• Exercise instructions: Copy each line below in which the string "this" occurs.

• Records shown:
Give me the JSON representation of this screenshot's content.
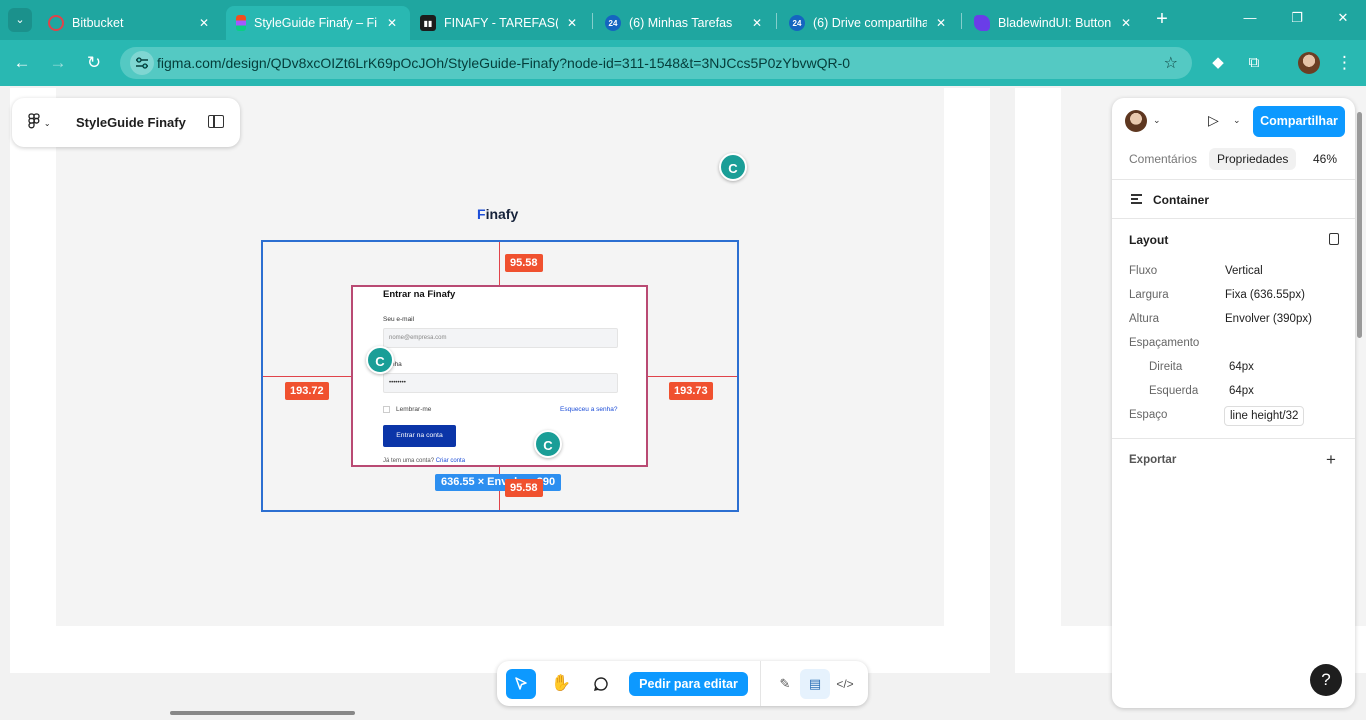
{
  "browser": {
    "tabs": [
      {
        "title": "Bitbucket",
        "favicon": "bitbucket-icon",
        "color": "#e0434a"
      },
      {
        "title": "StyleGuide Finafy – Fi",
        "favicon": "figma-icon",
        "color": "#a259ff"
      },
      {
        "title": "FINAFY - TAREFAS(BIT",
        "favicon": "trello-icon",
        "color": "#1c1c1c"
      },
      {
        "title": "(6) Minhas Tarefas",
        "favicon": "bitrix24-icon",
        "color": "#1565c0"
      },
      {
        "title": "(6) Drive compartilha",
        "favicon": "bitrix24-icon",
        "color": "#1565c0"
      },
      {
        "title": "BladewindUI: Button c",
        "favicon": "bladewind-icon",
        "color": "#6a3de8"
      }
    ],
    "url": "figma.com/design/QDv8xcOIZt6LrK69pOcJOh/StyleGuide-Finafy?node-id=311-1548&t=3NJCcs5P0zYbvwQR-0",
    "badge_24": "24"
  },
  "figma": {
    "file_name": "StyleGuide Finafy",
    "cursor_initial": "C",
    "brand": {
      "prefix": "F",
      "rest": "inafy"
    },
    "measurements": {
      "top": "95.58",
      "bottom": "95.58",
      "left": "193.72",
      "right": "193.73"
    },
    "dimension_label": "636.55 × Envolver 390",
    "login": {
      "title": "Entrar na Finafy",
      "email_label": "Seu e-mail",
      "email_placeholder": "nome@empresa.com",
      "password_label": "Senha",
      "password_value": "••••••••",
      "remember": "Lembrar-me",
      "forgot": "Esqueceu a senha?",
      "submit": "Entrar na conta",
      "footer_text": "Já tem uma conta?",
      "footer_link": "Criar conta"
    },
    "toolbar": {
      "edit_request": "Pedir para editar"
    }
  },
  "properties": {
    "share": "Compartilhar",
    "tabs": {
      "comments": "Comentários",
      "properties": "Propriedades"
    },
    "zoom": "46%",
    "layer_name": "Container",
    "layout": {
      "title": "Layout",
      "rows": [
        {
          "label": "Fluxo",
          "value": "Vertical"
        },
        {
          "label": "Largura",
          "value": "Fixa (636.55px)"
        },
        {
          "label": "Altura",
          "value": "Envolver (390px)"
        },
        {
          "label": "Espaçamento",
          "value": ""
        },
        {
          "label": "Direita",
          "value": "64px"
        },
        {
          "label": "Esquerda",
          "value": "64px"
        },
        {
          "label": "Espaço",
          "value": "line height/32"
        }
      ]
    },
    "export": "Exportar",
    "help": "?"
  }
}
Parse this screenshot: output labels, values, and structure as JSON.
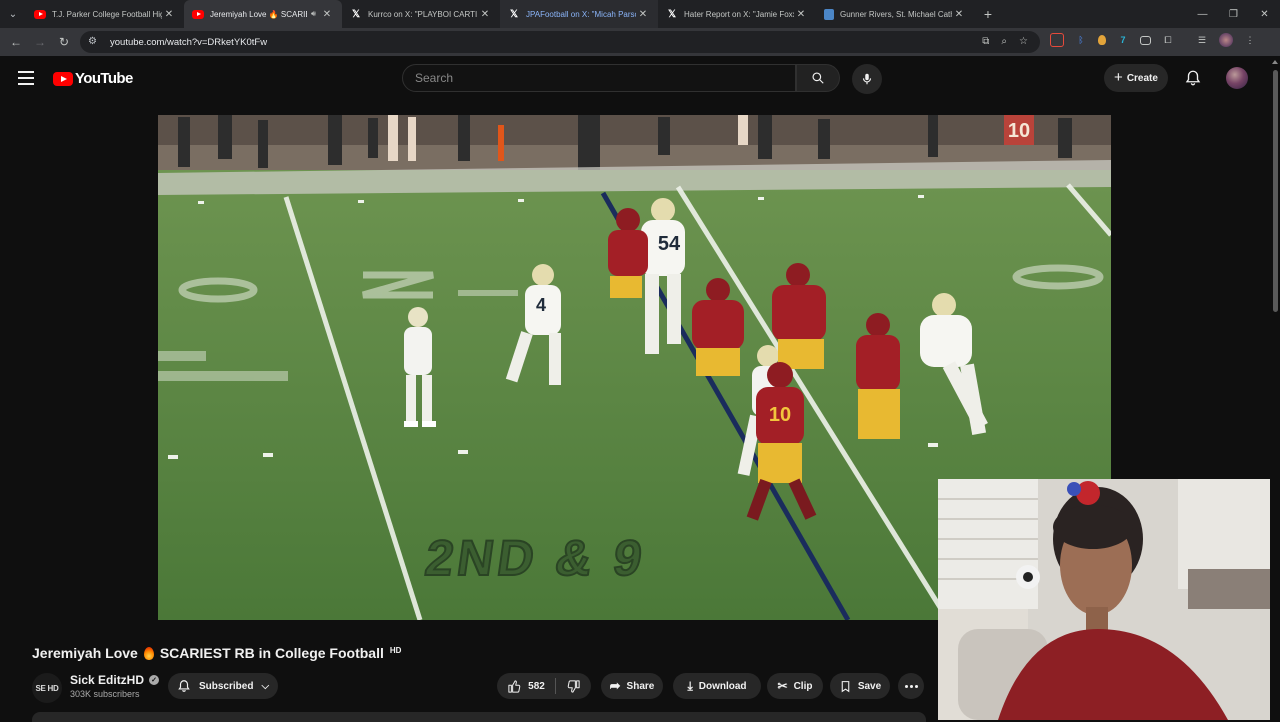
{
  "browser": {
    "tabs": [
      {
        "title": "T.J. Parker College Football Hig",
        "icon": "youtube-icon",
        "active": false
      },
      {
        "title": "Jeremiyah Love 🔥 SCARIEST",
        "icon": "youtube-icon",
        "active": true,
        "audio": true
      },
      {
        "title": "Kurrco on X: \"PLAYBOI CARTI D",
        "icon": "x-icon",
        "active": false
      },
      {
        "title": "JPAFootball on X: \"Micah Parso",
        "icon": "x-icon",
        "active": false,
        "hover": true
      },
      {
        "title": "Hater Report on X: \"Jamie Foxx",
        "icon": "x-icon",
        "active": false
      },
      {
        "title": "Gunner Rivers, St. Michael Cath",
        "icon": "document-icon",
        "active": false
      }
    ],
    "url": "youtube.com/watch?v=DRketYK0tFw"
  },
  "youtube": {
    "logo_text": "YouTube",
    "search_placeholder": "Search",
    "create_label": "Create"
  },
  "video": {
    "title_before_emoji": "Jeremiyah Love",
    "title_after_emoji": "SCARIEST RB in College Football",
    "quality_badge": "HD",
    "scoreboard_number": "10",
    "field_graphic": "2ND & 9",
    "jersey_numbers": [
      "54",
      "4",
      "10"
    ]
  },
  "channel": {
    "avatar_text": "SE HD",
    "name": "Sick EditzHD",
    "subscribers": "303K subscribers",
    "subscribe_label": "Subscribed"
  },
  "actions": {
    "likes": "582",
    "share_label": "Share",
    "download_label": "Download",
    "clip_label": "Clip",
    "save_label": "Save"
  },
  "colors": {
    "youtube_red": "#ff0000",
    "page_bg": "#0f0f0f",
    "button_bg": "#272727",
    "field_green": "#4d7a3a",
    "usc_cardinal": "#9e1b20",
    "usc_gold": "#ffc72c"
  }
}
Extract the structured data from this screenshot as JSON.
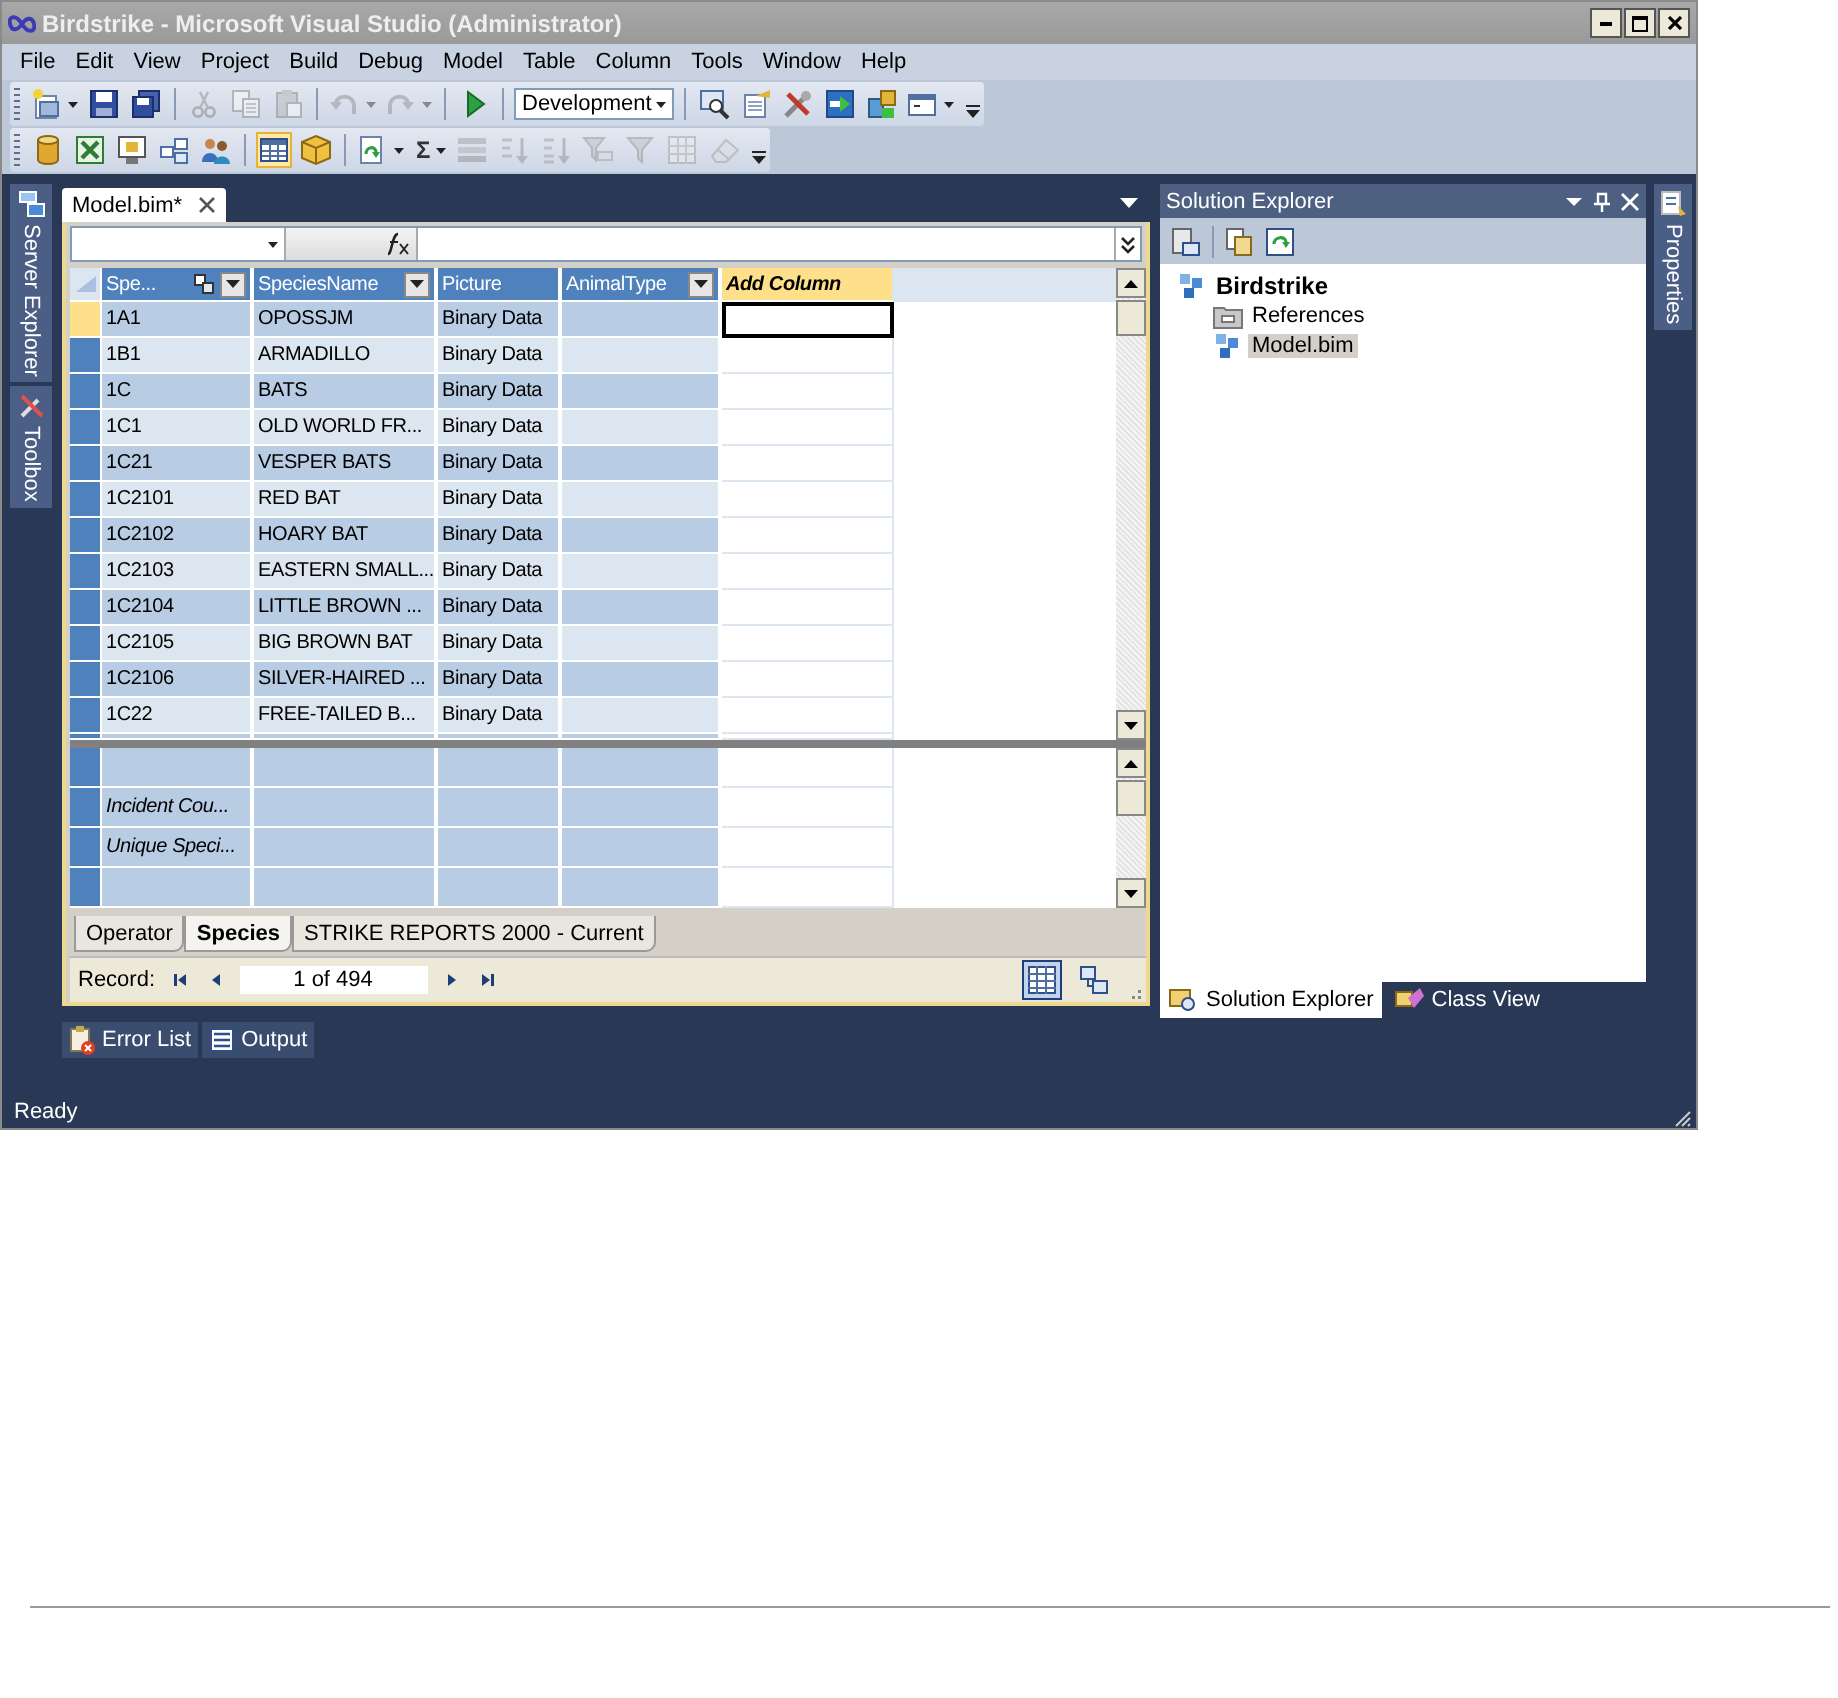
{
  "window": {
    "title": "Birdstrike - Microsoft Visual Studio (Administrator)"
  },
  "menu": [
    "File",
    "Edit",
    "View",
    "Project",
    "Build",
    "Debug",
    "Model",
    "Table",
    "Column",
    "Tools",
    "Window",
    "Help"
  ],
  "toolbars": [
    [
      {
        "kind": "new",
        "disabled": false,
        "checked": false,
        "dropdown": true
      },
      {
        "kind": "save",
        "disabled": false,
        "checked": false,
        "dropdown": false
      },
      {
        "kind": "saveall",
        "disabled": false,
        "checked": false,
        "dropdown": false
      },
      {
        "kind": "separator"
      },
      {
        "kind": "cut",
        "disabled": true,
        "checked": false,
        "dropdown": false
      },
      {
        "kind": "copy",
        "disabled": true,
        "checked": false,
        "dropdown": false
      },
      {
        "kind": "paste",
        "disabled": true,
        "checked": false,
        "dropdown": false
      },
      {
        "kind": "separator"
      },
      {
        "kind": "undo",
        "disabled": true,
        "checked": false,
        "dropdown": true
      },
      {
        "kind": "redo",
        "disabled": true,
        "checked": false,
        "dropdown": true
      },
      {
        "kind": "separator"
      },
      {
        "kind": "start",
        "disabled": false,
        "checked": false,
        "dropdown": false
      },
      {
        "kind": "separator"
      },
      {
        "kind": "combo",
        "value": "Development"
      },
      {
        "kind": "separator"
      },
      {
        "kind": "find",
        "disabled": false,
        "checked": false,
        "dropdown": false
      },
      {
        "kind": "props",
        "disabled": false,
        "checked": false,
        "dropdown": false
      },
      {
        "kind": "tools",
        "disabled": false,
        "checked": false,
        "dropdown": false
      },
      {
        "kind": "import",
        "disabled": false,
        "checked": false,
        "dropdown": false
      },
      {
        "kind": "layout",
        "disabled": false,
        "checked": false,
        "dropdown": false
      },
      {
        "kind": "window",
        "disabled": false,
        "checked": false,
        "dropdown": true
      },
      {
        "kind": "overflow"
      }
    ],
    [
      {
        "kind": "database",
        "disabled": false,
        "checked": false,
        "dropdown": false
      },
      {
        "kind": "excel",
        "disabled": false,
        "checked": false,
        "dropdown": false
      },
      {
        "kind": "report",
        "disabled": false,
        "checked": false,
        "dropdown": false
      },
      {
        "kind": "relations",
        "disabled": false,
        "checked": false,
        "dropdown": false
      },
      {
        "kind": "roles",
        "disabled": false,
        "checked": false,
        "dropdown": false
      },
      {
        "kind": "separator"
      },
      {
        "kind": "grid",
        "disabled": false,
        "checked": true,
        "dropdown": false
      },
      {
        "kind": "cube",
        "disabled": false,
        "checked": false,
        "dropdown": false
      },
      {
        "kind": "separator"
      },
      {
        "kind": "calc",
        "disabled": false,
        "checked": false,
        "dropdown": true
      },
      {
        "kind": "sigma",
        "label": "Σ",
        "disabled": false,
        "checked": false,
        "dropdown": true
      },
      {
        "kind": "stack",
        "disabled": true,
        "checked": false,
        "dropdown": false
      },
      {
        "kind": "sortasc",
        "disabled": true,
        "checked": false,
        "dropdown": false
      },
      {
        "kind": "sortdesc",
        "disabled": true,
        "checked": false,
        "dropdown": false
      },
      {
        "kind": "clearfilter",
        "disabled": true,
        "checked": false,
        "dropdown": false
      },
      {
        "kind": "filter",
        "disabled": true,
        "checked": false,
        "dropdown": false
      },
      {
        "kind": "tableprops",
        "disabled": true,
        "checked": false,
        "dropdown": false
      },
      {
        "kind": "eraser",
        "disabled": true,
        "checked": false,
        "dropdown": false
      },
      {
        "kind": "overflow"
      }
    ]
  ],
  "side_tabs_left": [
    {
      "label": "Server Explorer",
      "kind": "server"
    },
    {
      "label": "Toolbox",
      "kind": "toolbox"
    }
  ],
  "document": {
    "tab": {
      "label": "Model.bim*",
      "selected": true
    },
    "grid": {
      "columns": [
        {
          "label": "Spe...",
          "filter": true,
          "pinned": true
        },
        {
          "label": "SpeciesName",
          "filter": true,
          "pinned": false
        },
        {
          "label": "Picture",
          "filter": false,
          "pinned": false
        },
        {
          "label": "AnimalType",
          "filter": true,
          "pinned": false
        }
      ],
      "new_column": "Add Column",
      "rows": [
        {
          "cells": [
            "1A1",
            "OPOSSJM",
            "Binary Data"
          ],
          "current": true
        },
        {
          "cells": [
            "1B1",
            "ARMADILLO",
            "Binary Data"
          ],
          "current": false
        },
        {
          "cells": [
            "1C",
            "BATS",
            "Binary Data"
          ],
          "current": false
        },
        {
          "cells": [
            "1C1",
            "OLD WORLD FR...",
            "Binary Data"
          ],
          "current": false
        },
        {
          "cells": [
            "1C21",
            "VESPER BATS",
            "Binary Data"
          ],
          "current": false
        },
        {
          "cells": [
            "1C2101",
            "RED BAT",
            "Binary Data"
          ],
          "current": false
        },
        {
          "cells": [
            "1C2102",
            "HOARY BAT",
            "Binary Data"
          ],
          "current": false
        },
        {
          "cells": [
            "1C2103",
            "EASTERN SMALL...",
            "Binary Data"
          ],
          "current": false
        },
        {
          "cells": [
            "1C2104",
            "LITTLE BROWN ...",
            "Binary Data"
          ],
          "current": false
        },
        {
          "cells": [
            "1C2105",
            "BIG BROWN BAT",
            "Binary Data"
          ],
          "current": false
        },
        {
          "cells": [
            "1C2106",
            "SILVER-HAIRED ...",
            "Binary Data"
          ],
          "current": false
        },
        {
          "cells": [
            "1C22",
            "FREE-TAILED B...",
            "Binary Data"
          ],
          "current": false
        }
      ]
    },
    "measures": [
      "Incident Cou...",
      "Unique Speci..."
    ],
    "sheets": [
      {
        "label": "Operator",
        "selected": false
      },
      {
        "label": "Species",
        "selected": true
      },
      {
        "label": "STRIKE REPORTS  2000 - Current",
        "selected": false
      }
    ],
    "record": {
      "label": "Record:",
      "value": "1 of 494"
    },
    "views": [
      {
        "kind": "grid",
        "selected": true
      },
      {
        "kind": "diagram",
        "selected": false
      }
    ]
  },
  "tool_tabs": [
    {
      "label": "Error List",
      "kind": "errors"
    },
    {
      "label": "Output",
      "kind": "output"
    }
  ],
  "solution_explorer": {
    "title": "Solution Explorer",
    "tree": [
      {
        "label": "Birdstrike",
        "selected": false,
        "children": [
          {
            "label": "References",
            "kind": "folder",
            "selected": false
          },
          {
            "label": "Model.bim",
            "kind": "model",
            "selected": true
          }
        ]
      }
    ],
    "tabs": [
      {
        "label": "Solution Explorer",
        "kind": "solution",
        "selected": true
      },
      {
        "label": "Class View",
        "kind": "classview",
        "selected": false
      }
    ]
  },
  "side_tabs_right": [
    {
      "label": "Properties"
    }
  ],
  "status_bar": "Ready"
}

• Response below:
Give me the JSON representation of this screenshot's content.
Parse this screenshot: output labels, values, and structure as JSON.
Extract the structured data from this screenshot as JSON.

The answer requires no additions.